These questions aren’t as difficult as they seem. I’m no expert on employment law, but the federal labor law has a lot to say about employers’ trying to pretend that work isn’t really work.

Yes imagine tracking every minute of every work day, just like I have to do for all of my employees now. :dubious:
What is the problem?

The suit is in California. I am a manager over other people in the state of California. Based on my somewhat lacking, but functional knowledge of California employment laws I predict that it won’t go well for the Raiders and the NFL.

I had noticed that, too; and that, to a great extent, helps owners get away with it. With the probable exception of the iconic Cowgirls the cheer squad gets little if any national air time. Could be because the networks want to avoid some Parents’ League type writing letters denouncing that when the games get slow they cut to "hey, check out THESE ‘tight ends’ "; they need to keep up the family friendly image, y’know, better show a couple more slo-mo replays of that last traumatic head injury. But since the cheerleaders do not much influence TV money and usually there is a plentiful enough pool of applicants, owners feel justified in treating them just a smidge above unpaid interns, with the resumé-building being the main compensation.
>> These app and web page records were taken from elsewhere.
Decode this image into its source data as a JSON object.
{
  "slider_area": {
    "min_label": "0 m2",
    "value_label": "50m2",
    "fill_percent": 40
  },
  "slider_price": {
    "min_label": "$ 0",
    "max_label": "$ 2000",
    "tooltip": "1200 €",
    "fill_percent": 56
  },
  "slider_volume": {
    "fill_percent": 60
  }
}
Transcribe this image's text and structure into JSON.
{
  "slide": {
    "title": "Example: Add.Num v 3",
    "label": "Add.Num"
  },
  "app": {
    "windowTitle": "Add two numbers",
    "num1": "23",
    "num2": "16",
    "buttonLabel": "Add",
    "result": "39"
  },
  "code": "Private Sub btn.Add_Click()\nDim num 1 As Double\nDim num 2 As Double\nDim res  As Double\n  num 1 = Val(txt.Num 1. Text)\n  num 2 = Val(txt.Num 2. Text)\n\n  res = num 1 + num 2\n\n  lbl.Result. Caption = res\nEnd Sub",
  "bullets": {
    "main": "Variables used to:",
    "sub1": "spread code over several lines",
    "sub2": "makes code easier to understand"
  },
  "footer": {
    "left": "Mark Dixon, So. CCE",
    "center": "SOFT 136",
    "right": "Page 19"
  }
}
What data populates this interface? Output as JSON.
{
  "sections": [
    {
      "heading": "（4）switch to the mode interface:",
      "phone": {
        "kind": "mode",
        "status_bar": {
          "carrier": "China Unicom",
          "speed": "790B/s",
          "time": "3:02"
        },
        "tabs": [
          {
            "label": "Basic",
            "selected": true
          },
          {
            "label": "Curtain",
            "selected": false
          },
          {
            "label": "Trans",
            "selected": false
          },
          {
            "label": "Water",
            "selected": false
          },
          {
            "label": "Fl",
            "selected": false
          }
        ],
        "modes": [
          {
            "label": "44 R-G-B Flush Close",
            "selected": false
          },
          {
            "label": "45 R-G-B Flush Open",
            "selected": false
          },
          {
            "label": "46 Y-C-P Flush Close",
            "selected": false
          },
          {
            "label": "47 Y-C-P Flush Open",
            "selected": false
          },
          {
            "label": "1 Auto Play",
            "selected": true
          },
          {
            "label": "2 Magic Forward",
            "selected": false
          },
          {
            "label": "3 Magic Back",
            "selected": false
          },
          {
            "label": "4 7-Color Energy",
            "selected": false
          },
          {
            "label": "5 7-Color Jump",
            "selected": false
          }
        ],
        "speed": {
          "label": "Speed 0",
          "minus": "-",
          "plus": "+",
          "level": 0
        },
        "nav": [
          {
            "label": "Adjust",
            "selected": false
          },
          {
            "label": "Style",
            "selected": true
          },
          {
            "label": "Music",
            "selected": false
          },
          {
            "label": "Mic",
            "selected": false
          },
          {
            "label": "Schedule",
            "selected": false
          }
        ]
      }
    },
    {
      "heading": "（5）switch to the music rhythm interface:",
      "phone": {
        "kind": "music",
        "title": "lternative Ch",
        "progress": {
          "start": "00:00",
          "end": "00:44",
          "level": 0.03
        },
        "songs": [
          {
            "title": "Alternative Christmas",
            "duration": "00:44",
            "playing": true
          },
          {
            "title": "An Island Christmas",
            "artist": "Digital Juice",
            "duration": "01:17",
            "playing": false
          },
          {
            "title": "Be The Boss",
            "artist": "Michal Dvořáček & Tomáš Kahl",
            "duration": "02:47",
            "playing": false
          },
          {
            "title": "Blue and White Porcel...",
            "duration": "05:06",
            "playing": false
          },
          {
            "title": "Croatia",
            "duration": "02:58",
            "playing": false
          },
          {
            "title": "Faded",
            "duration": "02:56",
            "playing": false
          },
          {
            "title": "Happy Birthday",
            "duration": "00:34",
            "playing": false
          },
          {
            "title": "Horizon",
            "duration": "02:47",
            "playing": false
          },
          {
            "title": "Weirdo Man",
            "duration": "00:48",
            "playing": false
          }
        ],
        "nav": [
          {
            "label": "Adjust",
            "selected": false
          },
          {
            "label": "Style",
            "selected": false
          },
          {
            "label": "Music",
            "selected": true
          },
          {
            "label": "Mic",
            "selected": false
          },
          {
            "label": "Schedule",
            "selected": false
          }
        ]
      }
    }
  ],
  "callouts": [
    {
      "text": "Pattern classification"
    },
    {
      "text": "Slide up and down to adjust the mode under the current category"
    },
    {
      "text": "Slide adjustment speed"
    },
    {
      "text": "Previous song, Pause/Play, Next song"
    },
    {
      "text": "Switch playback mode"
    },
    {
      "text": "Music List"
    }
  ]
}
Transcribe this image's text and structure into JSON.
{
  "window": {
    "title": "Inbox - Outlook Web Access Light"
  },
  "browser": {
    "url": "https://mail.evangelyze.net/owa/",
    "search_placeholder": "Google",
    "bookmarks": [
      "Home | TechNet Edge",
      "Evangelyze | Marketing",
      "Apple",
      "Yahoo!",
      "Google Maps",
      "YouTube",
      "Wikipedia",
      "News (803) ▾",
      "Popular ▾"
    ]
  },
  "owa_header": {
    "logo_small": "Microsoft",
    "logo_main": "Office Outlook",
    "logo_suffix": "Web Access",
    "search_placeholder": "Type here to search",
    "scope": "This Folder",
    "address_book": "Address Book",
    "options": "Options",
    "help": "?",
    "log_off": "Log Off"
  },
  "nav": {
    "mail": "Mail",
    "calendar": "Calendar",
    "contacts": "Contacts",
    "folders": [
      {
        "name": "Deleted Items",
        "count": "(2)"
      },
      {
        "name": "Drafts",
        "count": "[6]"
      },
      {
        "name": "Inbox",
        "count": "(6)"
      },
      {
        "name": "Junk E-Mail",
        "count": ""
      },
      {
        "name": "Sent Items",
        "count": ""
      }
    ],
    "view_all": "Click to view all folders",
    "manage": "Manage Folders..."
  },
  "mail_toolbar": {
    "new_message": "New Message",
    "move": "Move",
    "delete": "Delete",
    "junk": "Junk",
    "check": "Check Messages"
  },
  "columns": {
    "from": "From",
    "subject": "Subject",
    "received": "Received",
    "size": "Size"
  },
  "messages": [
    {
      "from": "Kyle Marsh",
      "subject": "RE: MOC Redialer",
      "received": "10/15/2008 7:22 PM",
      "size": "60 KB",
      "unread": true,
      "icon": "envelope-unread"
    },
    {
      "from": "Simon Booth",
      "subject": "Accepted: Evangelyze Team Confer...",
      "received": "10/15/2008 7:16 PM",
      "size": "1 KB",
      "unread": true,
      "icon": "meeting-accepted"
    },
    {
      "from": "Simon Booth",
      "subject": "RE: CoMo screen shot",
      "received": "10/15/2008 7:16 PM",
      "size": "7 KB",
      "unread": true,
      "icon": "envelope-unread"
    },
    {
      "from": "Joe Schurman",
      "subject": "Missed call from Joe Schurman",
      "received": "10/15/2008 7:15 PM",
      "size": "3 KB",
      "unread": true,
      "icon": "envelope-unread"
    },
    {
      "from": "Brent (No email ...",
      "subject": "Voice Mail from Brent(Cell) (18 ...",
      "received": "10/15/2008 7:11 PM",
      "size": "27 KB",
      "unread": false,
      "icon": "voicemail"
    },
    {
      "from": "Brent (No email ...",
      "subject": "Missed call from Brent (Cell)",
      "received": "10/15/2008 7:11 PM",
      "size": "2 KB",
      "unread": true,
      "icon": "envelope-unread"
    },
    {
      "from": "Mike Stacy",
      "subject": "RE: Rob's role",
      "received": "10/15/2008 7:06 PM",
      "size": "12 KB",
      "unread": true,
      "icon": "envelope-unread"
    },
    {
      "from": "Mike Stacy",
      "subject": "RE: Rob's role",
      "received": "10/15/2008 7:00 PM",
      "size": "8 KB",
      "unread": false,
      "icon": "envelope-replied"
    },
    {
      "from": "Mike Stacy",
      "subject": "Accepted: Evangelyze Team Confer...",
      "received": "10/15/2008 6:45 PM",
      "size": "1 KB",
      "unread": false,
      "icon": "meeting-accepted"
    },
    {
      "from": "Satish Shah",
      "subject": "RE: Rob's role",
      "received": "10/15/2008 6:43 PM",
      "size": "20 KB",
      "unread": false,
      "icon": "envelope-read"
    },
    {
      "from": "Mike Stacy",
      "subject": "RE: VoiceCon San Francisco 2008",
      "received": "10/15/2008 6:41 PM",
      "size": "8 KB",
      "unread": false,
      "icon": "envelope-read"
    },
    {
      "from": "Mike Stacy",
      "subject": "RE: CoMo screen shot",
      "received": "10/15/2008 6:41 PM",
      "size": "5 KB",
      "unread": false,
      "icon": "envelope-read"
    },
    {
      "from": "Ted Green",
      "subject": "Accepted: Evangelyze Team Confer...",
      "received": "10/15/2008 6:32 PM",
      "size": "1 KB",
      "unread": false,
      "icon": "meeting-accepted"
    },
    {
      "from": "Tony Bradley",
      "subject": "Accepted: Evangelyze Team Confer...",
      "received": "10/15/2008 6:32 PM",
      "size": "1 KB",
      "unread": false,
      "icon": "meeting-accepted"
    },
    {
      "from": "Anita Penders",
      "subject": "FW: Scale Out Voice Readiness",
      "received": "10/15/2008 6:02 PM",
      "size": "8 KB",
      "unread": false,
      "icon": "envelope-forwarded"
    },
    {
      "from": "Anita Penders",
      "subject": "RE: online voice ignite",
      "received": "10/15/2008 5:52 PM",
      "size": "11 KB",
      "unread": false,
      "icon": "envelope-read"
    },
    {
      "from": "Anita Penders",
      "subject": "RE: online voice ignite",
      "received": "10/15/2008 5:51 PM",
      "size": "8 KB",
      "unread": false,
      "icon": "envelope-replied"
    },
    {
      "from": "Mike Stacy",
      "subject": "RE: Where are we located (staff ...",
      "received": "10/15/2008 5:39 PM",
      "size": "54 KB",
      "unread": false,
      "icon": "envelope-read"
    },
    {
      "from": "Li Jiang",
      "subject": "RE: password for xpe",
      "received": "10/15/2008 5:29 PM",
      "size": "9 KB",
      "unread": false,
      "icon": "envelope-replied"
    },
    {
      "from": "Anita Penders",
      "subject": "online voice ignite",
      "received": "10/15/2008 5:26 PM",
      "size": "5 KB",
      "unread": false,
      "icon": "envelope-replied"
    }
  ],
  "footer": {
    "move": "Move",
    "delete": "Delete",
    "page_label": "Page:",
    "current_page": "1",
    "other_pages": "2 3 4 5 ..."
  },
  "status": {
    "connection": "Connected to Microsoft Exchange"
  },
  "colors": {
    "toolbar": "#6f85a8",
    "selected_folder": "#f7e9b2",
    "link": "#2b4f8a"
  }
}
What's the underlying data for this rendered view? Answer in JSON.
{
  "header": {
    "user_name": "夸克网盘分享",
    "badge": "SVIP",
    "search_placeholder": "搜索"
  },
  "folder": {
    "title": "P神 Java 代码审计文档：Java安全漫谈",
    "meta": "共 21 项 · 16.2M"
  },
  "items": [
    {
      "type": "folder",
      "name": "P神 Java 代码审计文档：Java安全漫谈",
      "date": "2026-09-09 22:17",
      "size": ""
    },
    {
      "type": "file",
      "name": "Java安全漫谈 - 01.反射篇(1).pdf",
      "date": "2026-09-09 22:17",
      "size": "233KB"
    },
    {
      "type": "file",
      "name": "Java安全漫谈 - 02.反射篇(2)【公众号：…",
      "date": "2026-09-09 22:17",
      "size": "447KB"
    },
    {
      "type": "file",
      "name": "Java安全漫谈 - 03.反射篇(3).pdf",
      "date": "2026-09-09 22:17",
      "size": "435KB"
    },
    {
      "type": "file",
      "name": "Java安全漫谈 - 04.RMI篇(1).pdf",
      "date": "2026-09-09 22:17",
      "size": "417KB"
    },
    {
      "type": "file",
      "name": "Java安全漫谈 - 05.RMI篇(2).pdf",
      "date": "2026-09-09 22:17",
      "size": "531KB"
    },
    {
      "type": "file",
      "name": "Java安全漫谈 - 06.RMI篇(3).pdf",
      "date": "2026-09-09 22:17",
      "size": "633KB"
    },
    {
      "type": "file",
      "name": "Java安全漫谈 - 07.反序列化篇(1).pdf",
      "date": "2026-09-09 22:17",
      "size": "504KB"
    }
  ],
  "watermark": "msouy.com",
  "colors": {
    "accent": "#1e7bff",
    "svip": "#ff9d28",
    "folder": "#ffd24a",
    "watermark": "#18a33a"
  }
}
Thing with that is, then you can have a situation in which her participation in those "technically not mandatory but really expected " activities will influence who gets selected to the starting squad next week and to the calendar this year, making them constructively part of the work requirements. So maybe you can say, no payment to train and practice, but if you’re expected or “strongly encouraged” to make public appearances representing the brand? Then that should be paid. Doesn’t have to be wages, can be per-event fees still.

Simpsons did it.

No, really: they did an episode a few months ago about Lisa encouraging cheerleaders to go on strike. I wonder if this labor dispute has been brewing for a while or if it’s just a coincidence.